As you saw in Figure 4, there were four basic options for multimedia: videos, pictures, music and radio. The first option I experimented with was video since this is the hardest feature for these devices to get right. There are many different video formats in use today, and most devices can only handle a few. With this low-cost unit, Hauppauge has taken the approach of supporting only two video formats in hardware: MPEG1 and MPEG2.
DivX videos are supported via transcoding in software on the server side. This means that you'll need a bit of horsepower to accomplish the conversion. Hauppauge recommends at least a 1.8 GHz CPU for the server.

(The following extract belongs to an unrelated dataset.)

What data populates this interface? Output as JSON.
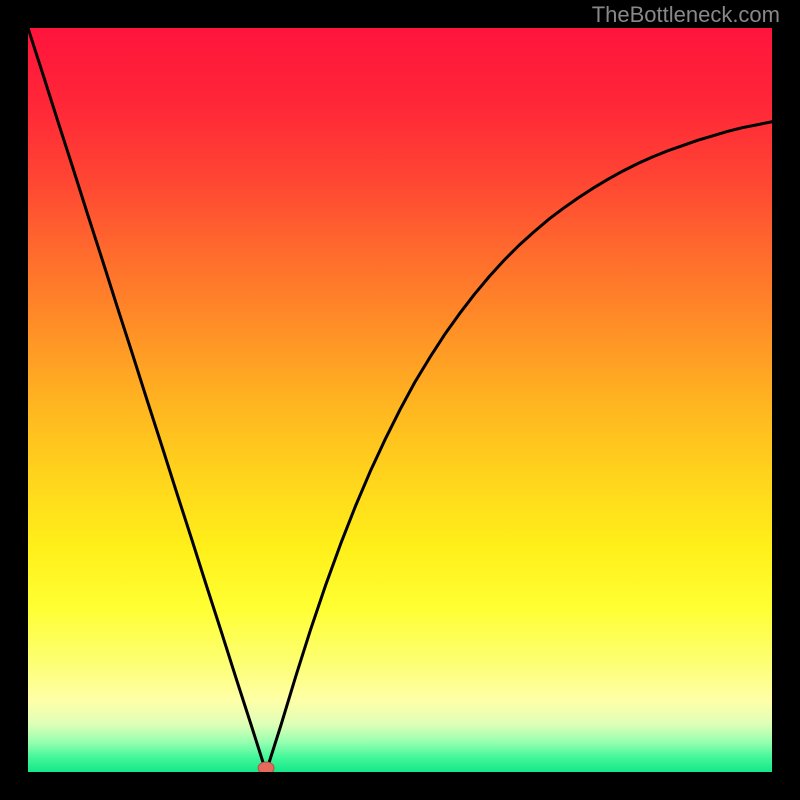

Hauppauge advertises that up to 12 MediaMVP devices can be used on the same LAN talking to the same server, but only device at a time can play transcoded video. So if you want to have a houseful of MediaMVPs, you'll have to settle for MPEG1 or MPEG2 video.
Playing video consists of navigating through the directories previously identified on your PC to find the desired movie. Figure 5 shows the basic navigation screen.
Figure 5: Video Selection Screen
My tests showed that both MPEG1 and standard-definition MPEG2 videos worked well. But I was not able to play a VOB file even though VOB files contain mostly MPEG2 data. I was able to play a number of my standard-definition DivX videos without problem, but when I attempted to play a high-def DivX video, I received an error message that said: "Data server CPU not fast enough for transcoding media."
Attempting to play an unsupported video format would give a cryptic error of: "Failed to Connect AVI Source to Splitter." I suspect that error might cause a bit of head-scratching in some households. Fast-forward and reverse modes were available when watching videos, but the overall effect was a bit slow and ragged. And to top if off, Hauppauge documents that loss of audio/video sync may occur after using fast-forward and reverse.
Each time a video started up, the banner shown in Figure 6 would display for several seconds. With short videos it became annoying, so I would have preferred to have an option to not bring it up, but I couldn't find one.
Figure 6: Annoying banner in video playback
I ran into another annoyance when navigating through the menus with the remote. The basic remote functions (Figure 7) worked well enough but Hauppauge defined a special key for exiting menus.
Figure 7: MediaMVP Remote (click to enlarge)
I can't tell you how many times I hit the "back" arrow instead of this special key to leave a sub-directory, only to get an "Undefined" error as shown Figure 8. Note that the remote is not back-lit, so if you're used to watching your videos in a darkened room, you might have a bit of trouble.
Figure 8: Undefined Key Error
One nice feature was a resume/restart pop-up menu that appeared whenever I started to play a video that I had previously started but hadn't finished. This is a feature I wished some of the other boxes I've used had. It's nice to be able to stop a long movie and then return to it later without having to fast-forward to where I left off.